“Yoko was unbelievably supportive of my book,” Levitan recalls in an interview promoting the launch of My Hometown, an animated short that was on the Oscar eligibility shortlist (but fell short of the whittled down list of 10 last week).

My Hometown is based on an Ono poem (narrated by her) and features Remember Love, which was her song on the B side of the single Give Peace a Chance.

The film is being launched Tuesday at Toronto’s Tattoo Rock Parlour, with a bevy of artists singing Yoko Ono covers (including Edwin of I Mother Earth and Tom Wilson of Blackie & The Rodeo Kings).

“She was very generous in giving access, and she gave a quote that’s on the back of my book that I didn’t even ask for. After that, I got the idea of doing some projects with her.”

But it was in Levitan’s incarnation as kids’ entertainer Sir Jerry that the relationship was taken to a new level. He’d been working with the Canadian production house Eggplant on a pilot for a Sir Jerry TV show, “which we’ve actually filmed. I get along great with these guys.

“And we’re bouncing around ideas for stuff, and we came up with, ‘Let’s have a Yoko Ono cartoon!’ So I approached Yoko and she said yes, and we filmed a 30 second (animated piece) of a poem called Tunafish Sandwich Pieces. And Daniel Johnson (the eccentric singer-songwriter) narrated.

“She said, ‘I could do other ones.’ So it became part of the pitch, in every episode, ‘and now a Yoko Ono cartoon.’

“Then Terry (Tompkins of Eggplant) and I had this idea of doing something bigger. And we found My Hometown. Yoko is very prolific and if you follow her on Twitter, every day she has an instructional thing, ‘Look at the sky, dig a hole in your garden, collect the sunshine,’ that kind of thing. We really scavenged around and we found this very obscure thing she wrote for a friend’s art gallery showing in Italy in 2009.”

The poem begins, ” ‘Do you know where your hometown is? Your hometown is a place you choose. Get a map of the world. Pin a little flag on a place on the map you’d like to go. The place you’ve put your flag is your hometown.’

“That was the genesis of it. We thought the message was great. It had such a sweet simple aspect. And she just loved what we did with it.

A family affair, My Hometown features illustrations by Levitan’s daughter Rebecca, 27, a student at the San Francisco Institute for the Arts. “She also did illustrations for Tunafish Sandwich Pieces. She’s blown away that her work is in Yoko’s cartoons.”

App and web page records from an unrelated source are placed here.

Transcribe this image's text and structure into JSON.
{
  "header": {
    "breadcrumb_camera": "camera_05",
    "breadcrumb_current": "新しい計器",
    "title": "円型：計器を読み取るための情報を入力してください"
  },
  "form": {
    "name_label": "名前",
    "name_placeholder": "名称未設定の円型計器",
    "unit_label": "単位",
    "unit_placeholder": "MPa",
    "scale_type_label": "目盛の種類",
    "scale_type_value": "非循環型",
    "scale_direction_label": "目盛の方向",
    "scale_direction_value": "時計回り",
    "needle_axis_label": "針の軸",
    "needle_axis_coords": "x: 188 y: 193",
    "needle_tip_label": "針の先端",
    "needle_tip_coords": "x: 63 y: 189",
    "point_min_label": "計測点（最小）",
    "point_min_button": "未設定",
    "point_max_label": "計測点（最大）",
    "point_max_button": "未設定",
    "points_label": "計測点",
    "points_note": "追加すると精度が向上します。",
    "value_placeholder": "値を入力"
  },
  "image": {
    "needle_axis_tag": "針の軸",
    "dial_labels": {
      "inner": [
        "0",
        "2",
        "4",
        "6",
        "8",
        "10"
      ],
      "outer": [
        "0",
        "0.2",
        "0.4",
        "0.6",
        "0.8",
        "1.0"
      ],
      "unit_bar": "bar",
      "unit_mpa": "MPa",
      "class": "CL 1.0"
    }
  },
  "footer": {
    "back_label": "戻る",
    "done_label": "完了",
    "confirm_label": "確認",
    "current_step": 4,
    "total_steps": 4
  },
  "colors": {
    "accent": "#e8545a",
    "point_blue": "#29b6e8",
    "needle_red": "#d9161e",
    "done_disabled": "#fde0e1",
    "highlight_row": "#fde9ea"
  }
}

My Hometown exposes audiences to a more melodic Yoko. “It was her sweetest vocal performance and the guitar playing is John picking like he did on Dear Prudence and Here Comes the Sun King, It’s very familiar Lennon guitar,” Levitan says.

Tuesday’s launch will be recorded for presentation to Ono. “She’s been invited, she hasn’t said no,” Levitan says. “It doesn’t necessarily mean she’s coming. I’ve learned if she doesn’t want to do something, she says no very quickly.